In addition, defendant did not waive his right to challenge for cause the overlapping panel members by virtue of his failure to exhaust his peremptory challenges. Defendant and his co-defendant were given twelve peremptory challenges collectively. They were free to allocate the challenges between themselves as they wished. The co-defendants declined to exercise five of the twelve challenges. Exhausting the peremptory challenges, however, would have been a futile effort because they were insufficient to remove both the tainted venire members already called to the jury box and those similarly tainted members who would have replaced them. Due to the futility of exhausting his peremptory strikes, we conclude that defendant did not waive his right to challenge the overlapping venire members for cause. See United States v. Haynes, 398 F.2d 980, 983 (2d Cir. 1968), cert. denied, 393 U.S. 1120, 89 S. Ct. 996, 22 L. Ed. 2d 124 (1969). Cf. Ross v. Oklahoma, 487 U.S. 81, 108 S. Ct. 2273, 101 L. Ed. 2d 80 (1988) (defendant not denied right to impartial jury where jurors who ultimately sat were impartial, despite defendant having to use peremptory strikes to correct trial court's failure to strike jurors for cause).

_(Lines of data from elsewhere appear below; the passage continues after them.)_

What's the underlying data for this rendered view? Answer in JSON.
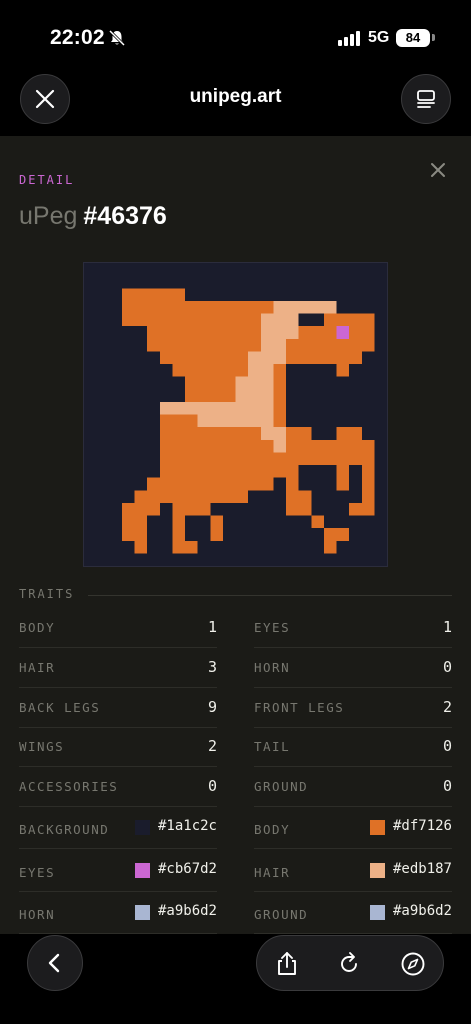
{
  "status_bar": {
    "time": "22:02",
    "network": "5G",
    "battery": "84"
  },
  "browser": {
    "title": "unipeg.art"
  },
  "detail": {
    "eyebrow": "DETAIL",
    "title_prefix": "uPeg",
    "title_number": "#46376"
  },
  "traits": {
    "section_label": "TRAITS",
    "numeric": [
      {
        "name": "BODY",
        "value": "1"
      },
      {
        "name": "EYES",
        "value": "1"
      },
      {
        "name": "HAIR",
        "value": "3"
      },
      {
        "name": "HORN",
        "value": "0"
      },
      {
        "name": "BACK LEGS",
        "value": "9"
      },
      {
        "name": "FRONT LEGS",
        "value": "2"
      },
      {
        "name": "WINGS",
        "value": "2"
      },
      {
        "name": "TAIL",
        "value": "0"
      },
      {
        "name": "ACCESSORIES",
        "value": "0"
      },
      {
        "name": "GROUND",
        "value": "0"
      }
    ],
    "colors": [
      {
        "name": "BACKGROUND",
        "value": "#1a1c2c"
      },
      {
        "name": "BODY",
        "value": "#df7126"
      },
      {
        "name": "EYES",
        "value": "#cb67d2"
      },
      {
        "name": "HAIR",
        "value": "#edb187"
      },
      {
        "name": "HORN",
        "value": "#a9b6d2"
      },
      {
        "name": "GROUND",
        "value": "#a9b6d2"
      }
    ]
  },
  "icons": {
    "close": "close-icon",
    "menu": "tabs-icon",
    "back": "chevron-left-icon",
    "share": "share-icon",
    "reload": "reload-icon",
    "compass": "compass-icon"
  },
  "colors": {
    "accent": "#cb67d2",
    "page_background": "#1b1b17",
    "artwork_background": "#1a1c2c",
    "body": "#df7126",
    "hair": "#edb187",
    "eyes": "#cb67d2"
  }
}
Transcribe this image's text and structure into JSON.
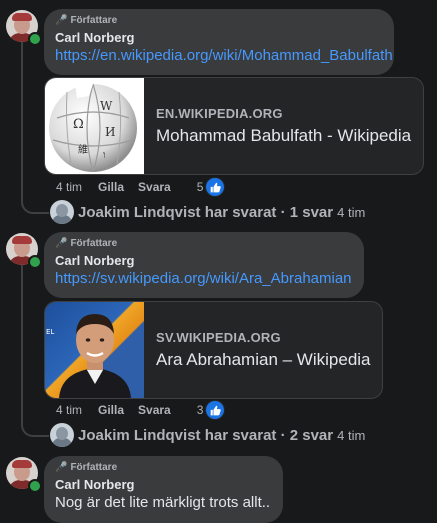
{
  "comments": [
    {
      "author_tag": "Författare",
      "author": "Carl Norberg",
      "link_text": "https://en.wikipedia.org/wiki/Mohammad_Babulfath",
      "card": {
        "domain": "EN.WIKIPEDIA.ORG",
        "title": "Mohammad Babulfath - Wikipedia",
        "thumb_icon": "wikipedia-globe-logo"
      },
      "time": "4 tim",
      "like_label": "Gilla",
      "reply_label": "Svara",
      "reactions": "5",
      "reply_summary": {
        "text": "Joakim Lindqvist har svarat · 1 svar",
        "time": "4 tim"
      }
    },
    {
      "author_tag": "Författare",
      "author": "Carl Norberg",
      "link_text": "https://sv.wikipedia.org/wiki/Ara_Abrahamian",
      "card": {
        "domain": "SV.WIKIPEDIA.ORG",
        "title": "Ara Abrahamian – Wikipedia",
        "thumb_icon": "person-photo"
      },
      "time": "4 tim",
      "like_label": "Gilla",
      "reply_label": "Svara",
      "reactions": "3",
      "reply_summary": {
        "text": "Joakim Lindqvist har svarat · 2 svar",
        "time": "4 tim"
      }
    },
    {
      "author_tag": "Författare",
      "author": "Carl Norberg",
      "text": "Nog är det lite märkligt trots allt.."
    }
  ],
  "colors": {
    "background": "#18191a",
    "bubble": "#3a3b3c",
    "link": "#4599ff",
    "like": "#1b74e4",
    "online": "#31a24c"
  }
}
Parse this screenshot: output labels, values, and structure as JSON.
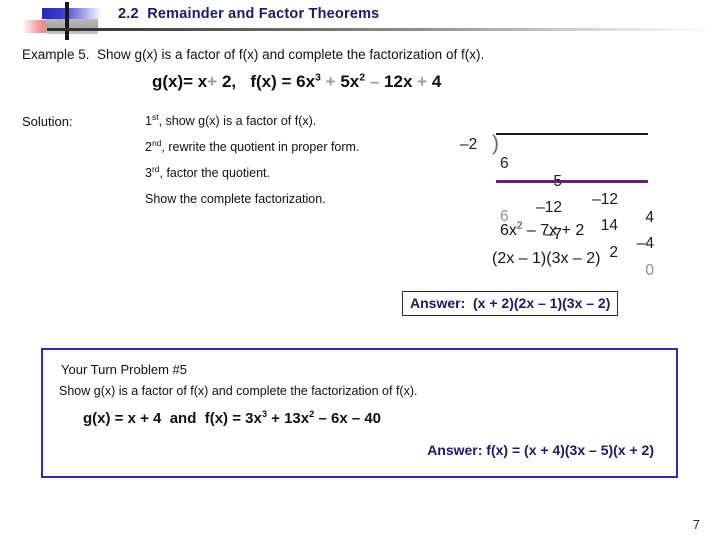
{
  "header": {
    "title": "2.2  Remainder and Factor Theorems"
  },
  "example": {
    "prompt": "Example 5.  Show g(x) is a factor of f(x) and complete the factorization of f(x).",
    "given_g": "g(x)= x",
    "given_g_plus": "+",
    "given_g_const": "2,",
    "given_f": "f(x) = 6x",
    "given_f_exp1": "3",
    "given_f_t2_sign": "+",
    "given_f_t2": "5x",
    "given_f_exp2": "2",
    "given_f_t3_sign": "–",
    "given_f_t3": "12x",
    "given_f_t4_sign": "+",
    "given_f_t4": "4"
  },
  "solution": {
    "label": "Solution:",
    "steps": [
      {
        "num": "1",
        "ord": "st",
        "text": ", show g(x) is a factor of f(x)."
      },
      {
        "num": "2",
        "ord": "nd",
        "text": ", rewrite the quotient in proper form."
      },
      {
        "num": "3",
        "ord": "rd",
        "text": ", factor the quotient."
      },
      {
        "num": "",
        "ord": "",
        "text": "Show the complete factorization."
      }
    ]
  },
  "synthetic_division": {
    "divisor": "–2",
    "dividend_coefficients": [
      "6",
      "5",
      "–12",
      "4"
    ],
    "carry_row": [
      "",
      "–12",
      "14",
      "–4"
    ],
    "result_row": [
      "6",
      "–7",
      "2",
      "0"
    ],
    "rule_color": "#6b1f6b"
  },
  "work": {
    "quotient": "6x",
    "quotient_exp": "2",
    "quotient_rest": " – 7x + 2",
    "factored": "(2x – 1)(3x – 2)"
  },
  "answer": {
    "label": "Answer:",
    "value": "(x + 2)(2x – 1)(3x – 2)"
  },
  "your_turn": {
    "title": "Your Turn Problem #5",
    "instruction": "Show g(x) is a factor of f(x) and complete the factorization of f(x).",
    "equation_g": "g(x) = x + 4  and  f(x) = 3x",
    "equation_exp1": "3",
    "equation_mid": " + 13x",
    "equation_exp2": "2",
    "equation_tail": " – 6x – 40",
    "answer": "Answer: f(x) = (x + 4)(3x – 5)(x + 2)"
  },
  "footer": {
    "page_number": "7"
  }
}
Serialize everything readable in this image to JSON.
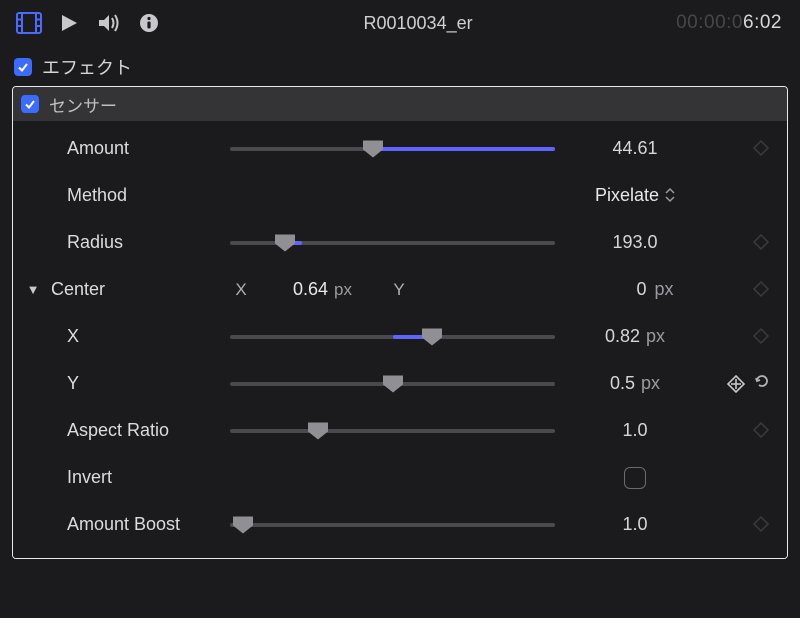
{
  "header": {
    "title": "R0010034_er",
    "timecode_dim": "00:00:0",
    "timecode_lit": "6:02"
  },
  "section": {
    "effects_label": "エフェクト"
  },
  "effect": {
    "name": "センサー"
  },
  "params": {
    "amount": {
      "label": "Amount",
      "value": "44.61",
      "slider_pos": 0.44
    },
    "method": {
      "label": "Method",
      "value": "Pixelate"
    },
    "radius": {
      "label": "Radius",
      "value": "193.0",
      "slider_pos": 0.17
    },
    "center": {
      "label": "Center",
      "x_label": "X",
      "x_value": "0.64",
      "x_unit": "px",
      "y_label": "Y",
      "y_value": "0",
      "y_unit": "px"
    },
    "x": {
      "label": "X",
      "value": "0.82",
      "unit": "px",
      "slider_pos": 0.62,
      "fill_start": 0.5
    },
    "y": {
      "label": "Y",
      "value": "0.5",
      "unit": "px",
      "slider_pos": 0.5
    },
    "aspect": {
      "label": "Aspect Ratio",
      "value": "1.0",
      "slider_pos": 0.27
    },
    "invert": {
      "label": "Invert"
    },
    "amount_boost": {
      "label": "Amount Boost",
      "value": "1.0",
      "slider_pos": 0.02
    }
  }
}
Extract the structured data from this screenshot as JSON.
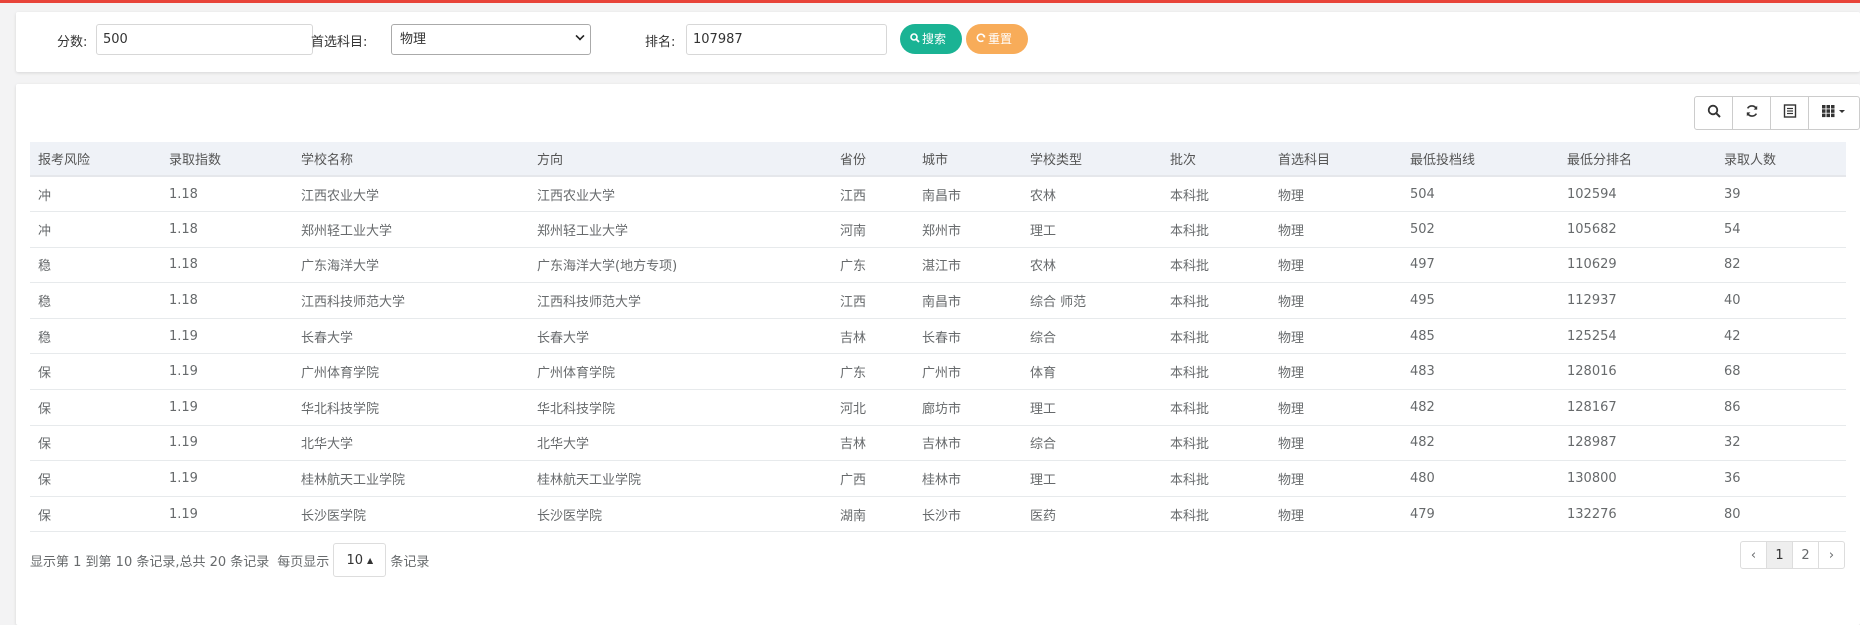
{
  "search": {
    "score_label": "分数:",
    "score_value": "500",
    "subject_label": "首选科目:",
    "subject_value": "物理",
    "rank_label": "排名:",
    "rank_value": "107987",
    "search_button": "搜索",
    "reset_button": "重置"
  },
  "table": {
    "columns": [
      "报考风险",
      "录取指数",
      "学校名称",
      "方向",
      "省份",
      "城市",
      "学校类型",
      "批次",
      "首选科目",
      "最低投档线",
      "最低分排名",
      "录取人数"
    ],
    "rows": [
      [
        "冲",
        "1.18",
        "江西农业大学",
        "江西农业大学",
        "江西",
        "南昌市",
        "农林",
        "本科批",
        "物理",
        "504",
        "102594",
        "39"
      ],
      [
        "冲",
        "1.18",
        "郑州轻工业大学",
        "郑州轻工业大学",
        "河南",
        "郑州市",
        "理工",
        "本科批",
        "物理",
        "502",
        "105682",
        "54"
      ],
      [
        "稳",
        "1.18",
        "广东海洋大学",
        "广东海洋大学(地方专项)",
        "广东",
        "湛江市",
        "农林",
        "本科批",
        "物理",
        "497",
        "110629",
        "82"
      ],
      [
        "稳",
        "1.18",
        "江西科技师范大学",
        "江西科技师范大学",
        "江西",
        "南昌市",
        "综合 师范",
        "本科批",
        "物理",
        "495",
        "112937",
        "40"
      ],
      [
        "稳",
        "1.19",
        "长春大学",
        "长春大学",
        "吉林",
        "长春市",
        "综合",
        "本科批",
        "物理",
        "485",
        "125254",
        "42"
      ],
      [
        "保",
        "1.19",
        "广州体育学院",
        "广州体育学院",
        "广东",
        "广州市",
        "体育",
        "本科批",
        "物理",
        "483",
        "128016",
        "68"
      ],
      [
        "保",
        "1.19",
        "华北科技学院",
        "华北科技学院",
        "河北",
        "廊坊市",
        "理工",
        "本科批",
        "物理",
        "482",
        "128167",
        "86"
      ],
      [
        "保",
        "1.19",
        "北华大学",
        "北华大学",
        "吉林",
        "吉林市",
        "综合",
        "本科批",
        "物理",
        "482",
        "128987",
        "32"
      ],
      [
        "保",
        "1.19",
        "桂林航天工业学院",
        "桂林航天工业学院",
        "广西",
        "桂林市",
        "理工",
        "本科批",
        "物理",
        "480",
        "130800",
        "36"
      ],
      [
        "保",
        "1.19",
        "长沙医学院",
        "长沙医学院",
        "湖南",
        "长沙市",
        "医药",
        "本科批",
        "物理",
        "479",
        "132276",
        "80"
      ]
    ]
  },
  "pager": {
    "summary": "显示第 1 到第 10 条记录,总共 20 条记录",
    "per_page_prefix": "每页显示",
    "page_size": "10",
    "per_page_suffix": "条记录",
    "prev": "‹",
    "pages": [
      "1",
      "2"
    ],
    "next": "›"
  },
  "toolbar": {
    "icons": [
      "search-icon",
      "refresh-icon",
      "toggle-view-icon",
      "columns-icon"
    ]
  },
  "colors": {
    "accent_bar": "#e8443a",
    "search_button": "#1ab394",
    "reset_button": "#f8ac59"
  }
}
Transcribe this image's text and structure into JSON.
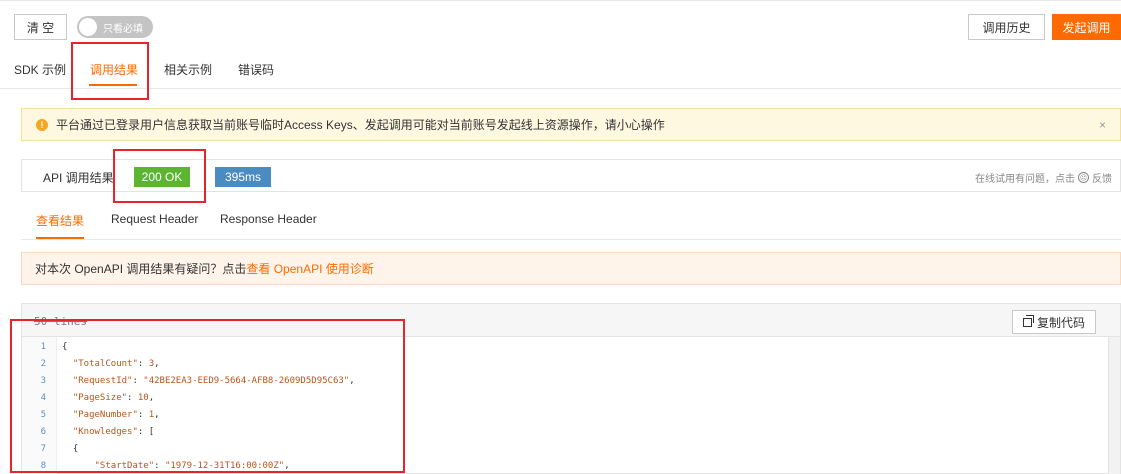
{
  "toolbar": {
    "clear_label": "清 空",
    "toggle_label": "只看必填",
    "history_label": "调用历史",
    "invoke_label": "发起调用"
  },
  "main_tabs": [
    "SDK 示例",
    "调用结果",
    "相关示例",
    "错误码"
  ],
  "warning": {
    "text": "平台通过已登录用户信息获取当前账号临时Access Keys、发起调用可能对当前账号发起线上资源操作，请小心操作",
    "close": "×"
  },
  "result": {
    "label": "API 调用结果",
    "status": "200 OK",
    "duration": "395ms",
    "feedback_prefix": "在线试用有问题，点击",
    "feedback_link": "反馈"
  },
  "sub_tabs": [
    "查看结果",
    "Request Header",
    "Response Header"
  ],
  "diagnosis": {
    "text": "对本次 OpenAPI 调用结果有疑问？点击",
    "link": "查看 OpenAPI 使用诊断"
  },
  "code": {
    "lines_label": "50 lines",
    "copy_label": "复制代码",
    "lines": [
      {
        "num": "1",
        "text": "{"
      },
      {
        "num": "2",
        "key": "\"TotalCount\"",
        "value": "3",
        "suffix": ","
      },
      {
        "num": "3",
        "key": "\"RequestId\"",
        "value": "\"42BE2EA3-EED9-5664-AFB8-2609D5D95C63\"",
        "suffix": ","
      },
      {
        "num": "4",
        "key": "\"PageSize\"",
        "value": "10",
        "suffix": ","
      },
      {
        "num": "5",
        "key": "\"PageNumber\"",
        "value": "1",
        "suffix": ","
      },
      {
        "num": "6",
        "key": "\"Knowledges\"",
        "value": "[",
        "suffix": ""
      },
      {
        "num": "7",
        "text": "  {"
      },
      {
        "num": "8",
        "key": "\"StartDate\"",
        "value": "\"1979-12-31T16:00:00Z\"",
        "suffix": ","
      }
    ]
  },
  "colors": {
    "accent": "#ff6a00",
    "status_ok": "#5cb531",
    "status_time": "#4a8bc2",
    "highlight_box": "#e8242a"
  }
}
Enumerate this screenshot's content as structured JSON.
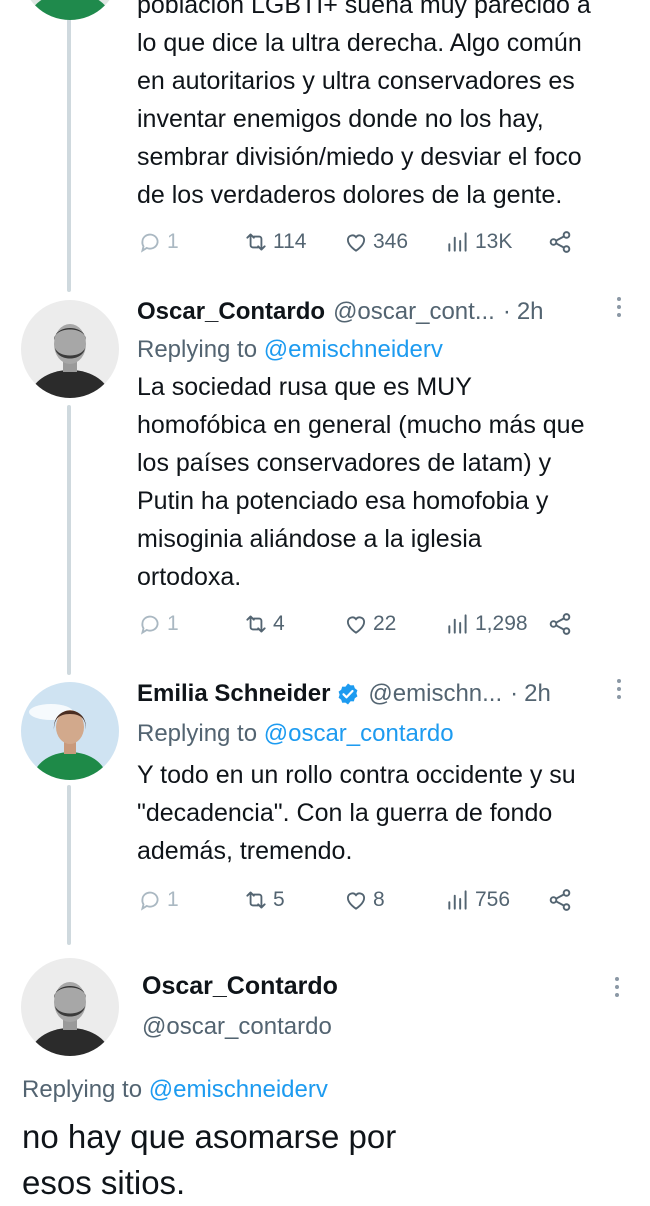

Defendant also argues that there was insufficient evidence to convict him for the use of a firearm during the methamphetamine distribution conspiracy. Defendant was convicted of this substantive count based on the co-conspirator theory of liability of Pinkerton v. United States, 328 U.S. 640, 66 S. Ct. 1180, 90 L. Ed. 1489 (1946).*
A panel of this court has previously held that exactly the same evidence used against co-conspirator Brad Parkinson was sufficient to support a conviction for use of a firearm during this methamphetamine conspiracy. United States v. Parkinson, 936 F.2d 584 (10th Cir. 1991). That decision is stare decisis on the issue of sufficiency of the evidence to support this conviction.
Because we remand this case for a new trial, we need not reach defendant's last argument that the district court erred by allowing the government to present testimony concerning the use of firearms during drug transactions.
This case is REVERSED and REMANDED to the district court for a new trial.
Under the Pinkerton theory, a conspirator "can be held responsible for the substantive crimes committed by his co-conspirators to the extent those offenses were reasonably foreseeable consequences of acts furthering the unlawful agreement, even if he did not himself participate in the substantive crimes." Pinkerton v. United States, 328 U.S. 640, 647, 66 S. Ct. 1180, 1184, 90 L. Ed. 1489 (1946)